We were in a hurry to get home because I needed to make 3 dozen deviled eggs; Emma was supposed to bake 5 dozen sugar cookies, and we had to collect and pack up tea sets, serving pieces, etc. We dashed into the Clear Lake Chic-fil-a for the nourishment of our bodies. Unfortunately, 500 other people were already waiting for their food. An hour later we resumed our journey home.
I stopped at a Kroger to pick up a supply of those prissy little party mints. You know the ones. They're shaped like tiny square pillows and come in an assortment of pastel colors. They're standard tea party and shower fare. I knew this would only take five minutes, so I turned off the car and left Emma napping. I searched each shelf of the candy section and found zero multicolored pastel party mints. I did find three small boxes of yellow ones. Rushing over to customer service, I waited for an older man in overalls to complete the thrilling tale of how he fell out of a tree backwards while cleaning up after Hurricane Ike. (Did he go to the doctor? No!) Finally, I got to explain my problem to the customer service lady, and she walked over to the candy aisle with me. "Oh, those," she remembered. "We put those on clearance a couple of months ago." I grabbed the funny yellow ones and raced to the checkout, all the while imagining Emma melted on the front seat. Thankfully, she was fine. We completed the last leg of our journey home without incident.
I got out two big pots and started cooking three dozen eggs. I got the cooked eggs cooled and started peeling. Uh-oh. Apparently a terrorist had infiltrated the egg factory and injected superglue into the eggs. Out of the first five I attempted to peel, four looked like they had been given to a toddler for entertainment. Emma tried with no better results. Then Herb rode to the rescue, but all the king's horses and all the king's men couldn't rescue these eggs. I consulted several cookbooks for solutions and found nothing. Then I had a brilliant idea. YouTube! Emma and I huddled with the laptop and Bam! we found a method that we had not tried. Not only was it novel, it was entertaining. I call it the Big Bad Wolf method. You tap each end of the egg, remove the shell from each end and put the small end to your mouth. Then you huff and you puff, and you blow the egg out the other end like a massive spitball. How inspiring! How hygienic! I could picture the shock on the tea party ladies' faces as I explained the shelling method I used. Unfortunately, this method didn't work either.

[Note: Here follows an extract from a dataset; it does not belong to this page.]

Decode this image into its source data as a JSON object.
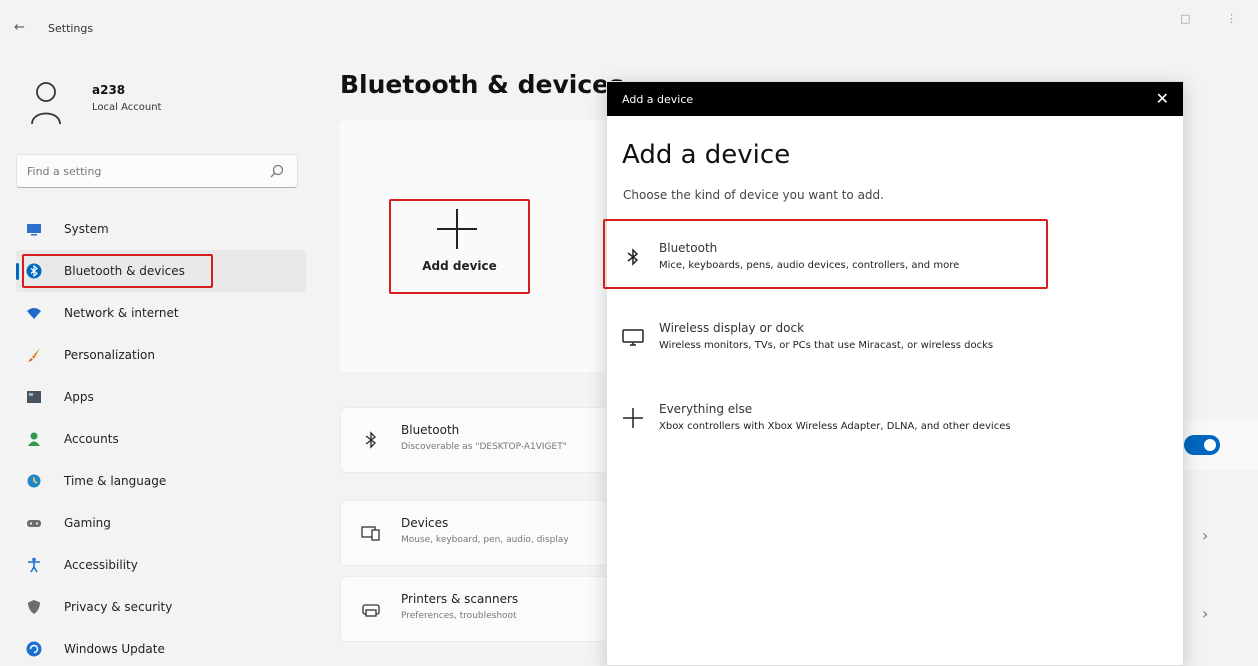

It was now after 4 p.m., and I had four pock-marked but usable eggs out of three dozen. I decided that I needed to start over. I purchased three dozen more eggs. I bought a different brand and chose the oldest ones I could find, as I had read that the fresher the eggs, the harder they are to peel. This time, I added baking soda to the water when I boiled them. This was a tip that I picked up from one of the YouTube videos. Confident that all my trials were over, I tapped each end of one of the new eggs and rolled it on the counter. It broke completely in half without disturbing the shell. Remarkable!
By this time my feet and legs were aching, and I was having a devastating effect on the Texas water supply. Here we were in a drought, and I had let 1.2 million gallons of water wash over these infernal eggs as I tried to peel them. Worst of all, my stress had spread to my whole family. Everyone was cross. Emma disappeared from the kitchen completely after I was overcome by a fit of frustration and slammed an egg through the drain so hard that the disposer didn't have any work to do. Not good. I tried to pray.

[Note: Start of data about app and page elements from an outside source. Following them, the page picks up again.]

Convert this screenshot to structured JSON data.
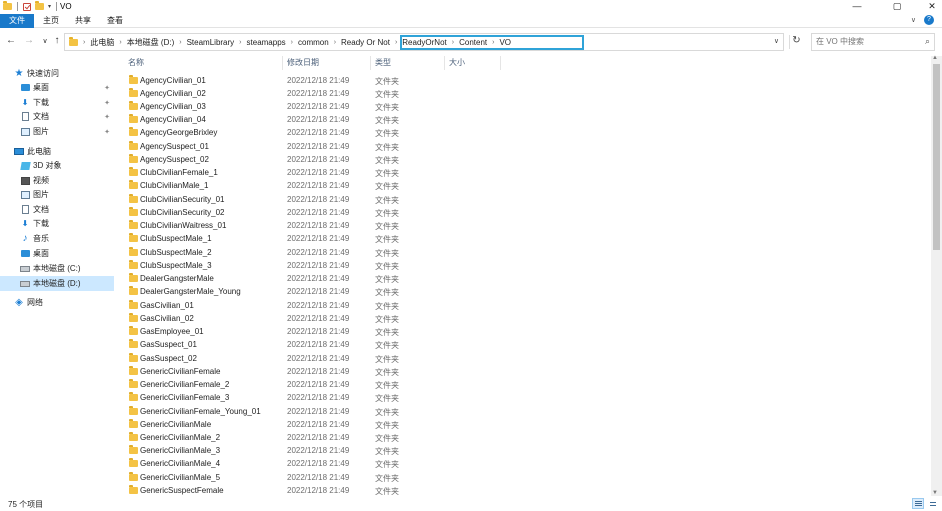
{
  "window": {
    "title": "VO",
    "controls": {
      "minimize": "—",
      "maximize": "▢",
      "close": "✕"
    }
  },
  "ribbon": {
    "tabs": [
      "文件",
      "主页",
      "共享",
      "查看"
    ],
    "expand_icon": "chevron-down",
    "help_label": "?"
  },
  "nav": {
    "back": "←",
    "forward": "→",
    "recent": "∨",
    "up": "↑"
  },
  "address": {
    "breadcrumbs": [
      "此电脑",
      "本地磁盘 (D:)",
      "SteamLibrary",
      "steamapps",
      "common",
      "Ready Or Not",
      "ReadyOrNot",
      "Content",
      "VO"
    ],
    "highlight_color": "#2fa3d8"
  },
  "search": {
    "placeholder": "在 VO 中搜索"
  },
  "sidebar": {
    "items": [
      {
        "label": "快速访问",
        "icon": "star-icon"
      },
      {
        "label": "桌面",
        "icon": "desktop-icon",
        "pinned": true
      },
      {
        "label": "下载",
        "icon": "download-icon",
        "pinned": true
      },
      {
        "label": "文档",
        "icon": "document-icon",
        "pinned": true
      },
      {
        "label": "图片",
        "icon": "pictures-icon",
        "pinned": true
      },
      {
        "label": "此电脑",
        "icon": "computer-icon"
      },
      {
        "label": "3D 对象",
        "icon": "3d-objects-icon"
      },
      {
        "label": "视频",
        "icon": "video-icon"
      },
      {
        "label": "图片",
        "icon": "pictures-icon"
      },
      {
        "label": "文档",
        "icon": "document-icon"
      },
      {
        "label": "下载",
        "icon": "download-icon"
      },
      {
        "label": "音乐",
        "icon": "music-icon"
      },
      {
        "label": "桌面",
        "icon": "desktop-icon"
      },
      {
        "label": "本地磁盘 (C:)",
        "icon": "drive-icon"
      },
      {
        "label": "本地磁盘 (D:)",
        "icon": "drive-icon",
        "selected": true
      },
      {
        "label": "网络",
        "icon": "network-icon"
      }
    ]
  },
  "columns": [
    "名称",
    "修改日期",
    "类型",
    "大小"
  ],
  "files": [
    {
      "name": "AgencyCivilian_01",
      "date": "2022/12/18 21:49",
      "type": "文件夹"
    },
    {
      "name": "AgencyCivilian_02",
      "date": "2022/12/18 21:49",
      "type": "文件夹"
    },
    {
      "name": "AgencyCivilian_03",
      "date": "2022/12/18 21:49",
      "type": "文件夹"
    },
    {
      "name": "AgencyCivilian_04",
      "date": "2022/12/18 21:49",
      "type": "文件夹"
    },
    {
      "name": "AgencyGeorgeBrixley",
      "date": "2022/12/18 21:49",
      "type": "文件夹"
    },
    {
      "name": "AgencySuspect_01",
      "date": "2022/12/18 21:49",
      "type": "文件夹"
    },
    {
      "name": "AgencySuspect_02",
      "date": "2022/12/18 21:49",
      "type": "文件夹"
    },
    {
      "name": "ClubCivilianFemale_1",
      "date": "2022/12/18 21:49",
      "type": "文件夹"
    },
    {
      "name": "ClubCivilianMale_1",
      "date": "2022/12/18 21:49",
      "type": "文件夹"
    },
    {
      "name": "ClubCivilianSecurity_01",
      "date": "2022/12/18 21:49",
      "type": "文件夹"
    },
    {
      "name": "ClubCivilianSecurity_02",
      "date": "2022/12/18 21:49",
      "type": "文件夹"
    },
    {
      "name": "ClubCivilianWaitress_01",
      "date": "2022/12/18 21:49",
      "type": "文件夹"
    },
    {
      "name": "ClubSuspectMale_1",
      "date": "2022/12/18 21:49",
      "type": "文件夹"
    },
    {
      "name": "ClubSuspectMale_2",
      "date": "2022/12/18 21:49",
      "type": "文件夹"
    },
    {
      "name": "ClubSuspectMale_3",
      "date": "2022/12/18 21:49",
      "type": "文件夹"
    },
    {
      "name": "DealerGangsterMale",
      "date": "2022/12/18 21:49",
      "type": "文件夹"
    },
    {
      "name": "DealerGangsterMale_Young",
      "date": "2022/12/18 21:49",
      "type": "文件夹"
    },
    {
      "name": "GasCivilian_01",
      "date": "2022/12/18 21:49",
      "type": "文件夹"
    },
    {
      "name": "GasCivilian_02",
      "date": "2022/12/18 21:49",
      "type": "文件夹"
    },
    {
      "name": "GasEmployee_01",
      "date": "2022/12/18 21:49",
      "type": "文件夹"
    },
    {
      "name": "GasSuspect_01",
      "date": "2022/12/18 21:49",
      "type": "文件夹"
    },
    {
      "name": "GasSuspect_02",
      "date": "2022/12/18 21:49",
      "type": "文件夹"
    },
    {
      "name": "GenericCivilianFemale",
      "date": "2022/12/18 21:49",
      "type": "文件夹"
    },
    {
      "name": "GenericCivilianFemale_2",
      "date": "2022/12/18 21:49",
      "type": "文件夹"
    },
    {
      "name": "GenericCivilianFemale_3",
      "date": "2022/12/18 21:49",
      "type": "文件夹"
    },
    {
      "name": "GenericCivilianFemale_Young_01",
      "date": "2022/12/18 21:49",
      "type": "文件夹"
    },
    {
      "name": "GenericCivilianMale",
      "date": "2022/12/18 21:49",
      "type": "文件夹"
    },
    {
      "name": "GenericCivilianMale_2",
      "date": "2022/12/18 21:49",
      "type": "文件夹"
    },
    {
      "name": "GenericCivilianMale_3",
      "date": "2022/12/18 21:49",
      "type": "文件夹"
    },
    {
      "name": "GenericCivilianMale_4",
      "date": "2022/12/18 21:49",
      "type": "文件夹"
    },
    {
      "name": "GenericCivilianMale_5",
      "date": "2022/12/18 21:49",
      "type": "文件夹"
    },
    {
      "name": "GenericSuspectFemale",
      "date": "2022/12/18 21:49",
      "type": "文件夹"
    }
  ],
  "status": {
    "item_count": "75 个项目"
  }
}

Finally, some good news. Nathaniel had been quietly working on his technique while watching a movie in the gameroom. He announced that if he rolled the egg very slowly, exerting only light pressure over an extended length of time, he could generally manage to separate the egg from its shell. O Happy Day! He had amassed a cache of 6 or 7 peeled eggs. It was slow going, but finally we got them peeled, and I began the easy part--making the deviled egg filling.

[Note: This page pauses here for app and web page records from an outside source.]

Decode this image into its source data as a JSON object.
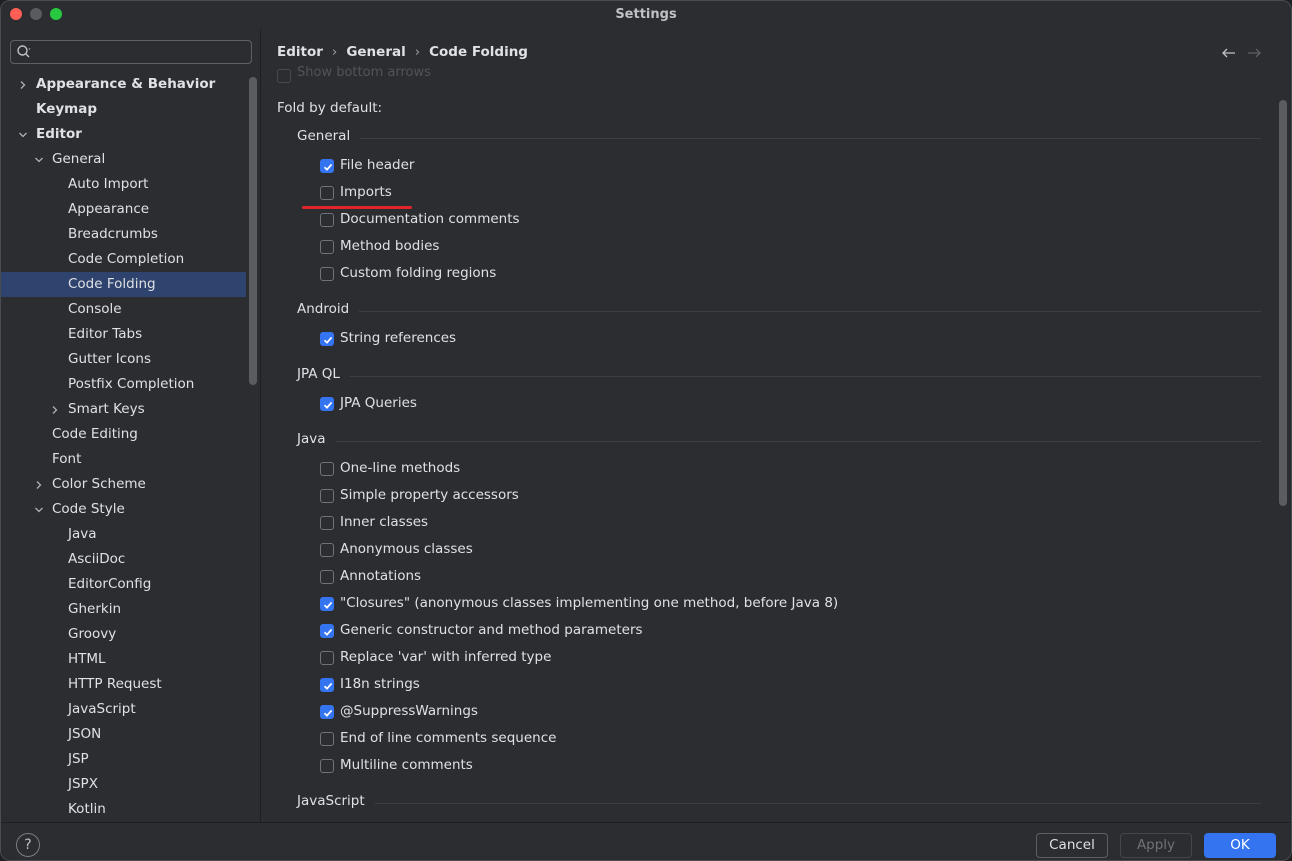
{
  "window": {
    "title": "Settings"
  },
  "search": {
    "placeholder": "",
    "value": ""
  },
  "sidebar": {
    "items": [
      {
        "label": "Appearance & Behavior",
        "level": 0,
        "expander": "collapsed",
        "bold": true,
        "selected": false
      },
      {
        "label": "Keymap",
        "level": 0,
        "expander": "none",
        "bold": true,
        "selected": false
      },
      {
        "label": "Editor",
        "level": 0,
        "expander": "expanded",
        "bold": true,
        "selected": false
      },
      {
        "label": "General",
        "level": 1,
        "expander": "expanded",
        "bold": false,
        "selected": false
      },
      {
        "label": "Auto Import",
        "level": 2,
        "expander": "none",
        "bold": false,
        "selected": false
      },
      {
        "label": "Appearance",
        "level": 2,
        "expander": "none",
        "bold": false,
        "selected": false
      },
      {
        "label": "Breadcrumbs",
        "level": 2,
        "expander": "none",
        "bold": false,
        "selected": false
      },
      {
        "label": "Code Completion",
        "level": 2,
        "expander": "none",
        "bold": false,
        "selected": false
      },
      {
        "label": "Code Folding",
        "level": 2,
        "expander": "none",
        "bold": false,
        "selected": true
      },
      {
        "label": "Console",
        "level": 2,
        "expander": "none",
        "bold": false,
        "selected": false
      },
      {
        "label": "Editor Tabs",
        "level": 2,
        "expander": "none",
        "bold": false,
        "selected": false
      },
      {
        "label": "Gutter Icons",
        "level": 2,
        "expander": "none",
        "bold": false,
        "selected": false
      },
      {
        "label": "Postfix Completion",
        "level": 2,
        "expander": "none",
        "bold": false,
        "selected": false
      },
      {
        "label": "Smart Keys",
        "level": 2,
        "expander": "collapsed",
        "bold": false,
        "selected": false
      },
      {
        "label": "Code Editing",
        "level": 1,
        "expander": "none",
        "bold": false,
        "selected": false
      },
      {
        "label": "Font",
        "level": 1,
        "expander": "none",
        "bold": false,
        "selected": false
      },
      {
        "label": "Color Scheme",
        "level": 1,
        "expander": "collapsed",
        "bold": false,
        "selected": false
      },
      {
        "label": "Code Style",
        "level": 1,
        "expander": "expanded",
        "bold": false,
        "selected": false
      },
      {
        "label": "Java",
        "level": 2,
        "expander": "none",
        "bold": false,
        "selected": false
      },
      {
        "label": "AsciiDoc",
        "level": 2,
        "expander": "none",
        "bold": false,
        "selected": false
      },
      {
        "label": "EditorConfig",
        "level": 2,
        "expander": "none",
        "bold": false,
        "selected": false
      },
      {
        "label": "Gherkin",
        "level": 2,
        "expander": "none",
        "bold": false,
        "selected": false
      },
      {
        "label": "Groovy",
        "level": 2,
        "expander": "none",
        "bold": false,
        "selected": false
      },
      {
        "label": "HTML",
        "level": 2,
        "expander": "none",
        "bold": false,
        "selected": false
      },
      {
        "label": "HTTP Request",
        "level": 2,
        "expander": "none",
        "bold": false,
        "selected": false
      },
      {
        "label": "JavaScript",
        "level": 2,
        "expander": "none",
        "bold": false,
        "selected": false
      },
      {
        "label": "JSON",
        "level": 2,
        "expander": "none",
        "bold": false,
        "selected": false
      },
      {
        "label": "JSP",
        "level": 2,
        "expander": "none",
        "bold": false,
        "selected": false
      },
      {
        "label": "JSPX",
        "level": 2,
        "expander": "none",
        "bold": false,
        "selected": false
      },
      {
        "label": "Kotlin",
        "level": 2,
        "expander": "none",
        "bold": false,
        "selected": false
      }
    ]
  },
  "breadcrumb": [
    "Editor",
    "General",
    "Code Folding"
  ],
  "content": {
    "scrolled_option": "Show bottom arrows",
    "fold_title": "Fold by default:",
    "groups": [
      {
        "label": "General",
        "options": [
          {
            "label": "File header",
            "checked": true
          },
          {
            "label": "Imports",
            "checked": false
          },
          {
            "label": "Documentation comments",
            "checked": false
          },
          {
            "label": "Method bodies",
            "checked": false
          },
          {
            "label": "Custom folding regions",
            "checked": false
          }
        ]
      },
      {
        "label": "Android",
        "options": [
          {
            "label": "String references",
            "checked": true
          }
        ]
      },
      {
        "label": "JPA QL",
        "options": [
          {
            "label": "JPA Queries",
            "checked": true
          }
        ]
      },
      {
        "label": "Java",
        "options": [
          {
            "label": "One-line methods",
            "checked": false
          },
          {
            "label": "Simple property accessors",
            "checked": false
          },
          {
            "label": "Inner classes",
            "checked": false
          },
          {
            "label": "Anonymous classes",
            "checked": false
          },
          {
            "label": "Annotations",
            "checked": false
          },
          {
            "label": "\"Closures\" (anonymous classes implementing one method, before Java 8)",
            "checked": true
          },
          {
            "label": "Generic constructor and method parameters",
            "checked": true
          },
          {
            "label": "Replace 'var' with inferred type",
            "checked": false
          },
          {
            "label": "I18n strings",
            "checked": true
          },
          {
            "label": "@SuppressWarnings",
            "checked": true
          },
          {
            "label": "End of line comments sequence",
            "checked": false
          },
          {
            "label": "Multiline comments",
            "checked": false
          }
        ]
      },
      {
        "label": "JavaScript",
        "options": []
      }
    ]
  },
  "footer": {
    "help_label": "?",
    "cancel_label": "Cancel",
    "apply_label": "Apply",
    "ok_label": "OK"
  },
  "colors": {
    "accent": "#3574f0",
    "selection": "#2e436e",
    "annotation": "#e0242a",
    "background": "#2b2d30"
  }
}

This post is already too long, so I'll just cut to the chase and tell you that my fancy decorating tip kept malfunctioning, causing the filled eggs to take on the appearance of a human brain on the halfshell. I battled on valiantly. Emma assured me that nobody would look at them as critically as I. I gave up on making them look pretty and shoved them into the refrigerator at 11 p.m.. The kitchen looked like a middle school cafeteria after a food fight.
Then I realized that my poor family had eaten ice cream for supper.